An exhibition on the Romany Holocaust and current racism in Europe opened in the Brno-based Ombudsman Office on July 24th. On 82 exhibition panels people can read about the fate of Romanies during World War Two and some panels are dedicated to the present. The visitors, for instance, can learn the story of the wall in Usti nad Labem's Maticni street and the problems of the Romany minorities in Slovakia, Austria and Germany.
"The exhibition is designed to open an unknown chapter in European history. The notion Holocaust is usually connected with the extermination of 6 million Jews, but it also means systematic extermination of 500,000 Romanies and Sinti," Silvio Peritore from the Documentation Centre of German Sinti and Romas that created the exhibition and showed it with success in Strasbourg and Prague said at the opening ceremony.
According to Jana Horvathova from the Brno Museum of Romany Culture, the exhibition is a significant event.

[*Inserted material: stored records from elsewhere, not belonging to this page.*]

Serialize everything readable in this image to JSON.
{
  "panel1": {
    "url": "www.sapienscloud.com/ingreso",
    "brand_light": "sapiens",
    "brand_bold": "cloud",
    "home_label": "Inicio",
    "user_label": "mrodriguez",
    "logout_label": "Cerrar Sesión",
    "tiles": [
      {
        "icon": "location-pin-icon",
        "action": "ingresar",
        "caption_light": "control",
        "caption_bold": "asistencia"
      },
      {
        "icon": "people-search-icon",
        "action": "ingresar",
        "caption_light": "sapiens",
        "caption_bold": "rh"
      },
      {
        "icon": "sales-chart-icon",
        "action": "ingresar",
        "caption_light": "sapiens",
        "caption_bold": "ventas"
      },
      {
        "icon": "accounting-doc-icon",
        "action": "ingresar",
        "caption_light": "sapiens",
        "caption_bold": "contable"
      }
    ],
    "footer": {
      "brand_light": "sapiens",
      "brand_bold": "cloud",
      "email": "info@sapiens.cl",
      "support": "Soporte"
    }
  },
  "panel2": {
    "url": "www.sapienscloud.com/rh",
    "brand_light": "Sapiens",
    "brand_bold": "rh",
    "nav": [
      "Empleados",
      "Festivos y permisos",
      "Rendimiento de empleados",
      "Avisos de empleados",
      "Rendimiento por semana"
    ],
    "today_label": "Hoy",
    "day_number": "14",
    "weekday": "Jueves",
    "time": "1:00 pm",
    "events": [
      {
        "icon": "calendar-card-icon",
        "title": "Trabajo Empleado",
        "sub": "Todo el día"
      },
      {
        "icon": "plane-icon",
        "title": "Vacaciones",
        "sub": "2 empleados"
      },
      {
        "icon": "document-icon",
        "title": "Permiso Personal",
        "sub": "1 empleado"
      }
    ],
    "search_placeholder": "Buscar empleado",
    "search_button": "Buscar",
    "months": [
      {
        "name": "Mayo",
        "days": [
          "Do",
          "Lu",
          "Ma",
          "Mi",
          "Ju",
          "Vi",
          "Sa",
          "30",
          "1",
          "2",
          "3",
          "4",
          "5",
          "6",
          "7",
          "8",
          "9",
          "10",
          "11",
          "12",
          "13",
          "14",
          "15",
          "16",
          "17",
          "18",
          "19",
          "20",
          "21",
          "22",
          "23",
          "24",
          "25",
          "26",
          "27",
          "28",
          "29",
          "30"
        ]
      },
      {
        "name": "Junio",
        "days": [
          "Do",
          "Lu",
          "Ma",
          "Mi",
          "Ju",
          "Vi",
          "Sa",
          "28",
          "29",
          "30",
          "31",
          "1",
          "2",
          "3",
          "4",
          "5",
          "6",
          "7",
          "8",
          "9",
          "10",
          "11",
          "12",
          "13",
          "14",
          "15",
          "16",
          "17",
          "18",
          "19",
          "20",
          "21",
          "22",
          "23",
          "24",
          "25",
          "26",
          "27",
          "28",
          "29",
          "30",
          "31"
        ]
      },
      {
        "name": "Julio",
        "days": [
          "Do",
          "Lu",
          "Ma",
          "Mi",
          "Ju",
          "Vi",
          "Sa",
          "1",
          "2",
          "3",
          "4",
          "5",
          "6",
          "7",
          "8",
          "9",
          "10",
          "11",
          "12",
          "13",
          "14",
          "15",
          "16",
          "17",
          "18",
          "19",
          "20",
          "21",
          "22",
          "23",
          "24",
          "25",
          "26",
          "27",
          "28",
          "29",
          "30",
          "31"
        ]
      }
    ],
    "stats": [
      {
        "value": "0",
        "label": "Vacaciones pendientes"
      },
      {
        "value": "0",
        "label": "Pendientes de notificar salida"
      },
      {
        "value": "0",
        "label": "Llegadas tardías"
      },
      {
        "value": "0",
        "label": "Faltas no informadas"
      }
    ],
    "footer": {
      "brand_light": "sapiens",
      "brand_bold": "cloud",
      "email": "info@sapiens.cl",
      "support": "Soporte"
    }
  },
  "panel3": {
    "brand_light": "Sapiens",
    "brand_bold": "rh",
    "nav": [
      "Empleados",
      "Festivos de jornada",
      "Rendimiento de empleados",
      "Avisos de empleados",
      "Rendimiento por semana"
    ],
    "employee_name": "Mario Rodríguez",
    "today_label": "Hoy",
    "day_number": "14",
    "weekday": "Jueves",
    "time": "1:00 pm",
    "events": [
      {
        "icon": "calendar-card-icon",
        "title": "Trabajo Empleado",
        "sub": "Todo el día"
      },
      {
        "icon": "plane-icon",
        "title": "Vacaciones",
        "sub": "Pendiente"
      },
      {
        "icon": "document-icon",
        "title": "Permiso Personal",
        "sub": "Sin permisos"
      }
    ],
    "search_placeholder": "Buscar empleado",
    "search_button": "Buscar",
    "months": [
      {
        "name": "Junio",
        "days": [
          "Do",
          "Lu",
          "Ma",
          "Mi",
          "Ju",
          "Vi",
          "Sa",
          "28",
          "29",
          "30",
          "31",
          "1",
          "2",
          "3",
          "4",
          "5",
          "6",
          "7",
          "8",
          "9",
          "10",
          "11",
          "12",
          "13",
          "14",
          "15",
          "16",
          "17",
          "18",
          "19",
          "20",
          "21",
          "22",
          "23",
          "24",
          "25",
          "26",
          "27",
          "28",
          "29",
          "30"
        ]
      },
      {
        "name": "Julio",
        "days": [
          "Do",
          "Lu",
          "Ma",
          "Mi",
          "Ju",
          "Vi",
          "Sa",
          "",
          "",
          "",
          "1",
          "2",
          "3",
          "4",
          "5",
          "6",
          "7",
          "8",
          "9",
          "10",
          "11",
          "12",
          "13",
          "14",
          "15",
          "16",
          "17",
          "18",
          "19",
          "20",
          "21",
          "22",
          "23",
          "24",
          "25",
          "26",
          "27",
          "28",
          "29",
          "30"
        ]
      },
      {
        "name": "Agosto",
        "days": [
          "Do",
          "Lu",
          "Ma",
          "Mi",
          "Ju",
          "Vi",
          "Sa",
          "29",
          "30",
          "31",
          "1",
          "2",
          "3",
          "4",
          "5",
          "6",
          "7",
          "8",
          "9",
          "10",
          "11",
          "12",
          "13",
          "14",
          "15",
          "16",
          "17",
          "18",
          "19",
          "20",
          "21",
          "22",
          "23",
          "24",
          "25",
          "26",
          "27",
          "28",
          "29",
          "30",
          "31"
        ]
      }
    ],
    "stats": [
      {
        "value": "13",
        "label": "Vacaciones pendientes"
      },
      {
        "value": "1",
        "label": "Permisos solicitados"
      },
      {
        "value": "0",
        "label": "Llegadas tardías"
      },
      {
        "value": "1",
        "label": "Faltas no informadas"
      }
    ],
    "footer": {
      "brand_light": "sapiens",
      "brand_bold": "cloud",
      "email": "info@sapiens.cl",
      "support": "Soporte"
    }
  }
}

"It mostly speaks about the past but also connects it with the present," Horvathova said, adding that the questions of racism and suppression of Romanies in Europe were still urgent.
"There are displays of intolerance, inability of co-existence and racism in our society, although we do not want to seem them," ombudsman Otakar Motejl said.
The exhibition was financially supported by the South Moravian region because the Brno Town Hall refused to support it.
The Town Hall objected against the panel depicting the history of the controversial Maticni street.
Maticni street got into the limelight in the 1990s due to the conflict over the wall that was built there to separate old residents from inhabitants of community flats for rent defaulters, mainly Romanies.
The erection of the wall was criticised as an _expression of racism by many Czech and foreign politicians and human rights organisations and the wall was later removed.
Romanies were persecuted and deported to concentration and extermination camps in Nazi Germany and the countries occupied by the Third Reich.
Czechs and Moravian and Moravian Romanies were gathered since 1940 in labour camps in Lety near Pisek, east Bohemia, and in Hodonin, south Moravia.
According to historians, some 2,690 Romanies came through the camps. Many of them died there and others were sent to the concentration camp in Auschwitz.
According to various sources, 5,400 to 5,600 Czech and Moravian Romanies were sent to Auschwitz. The first train left Brno on March 7, 1943.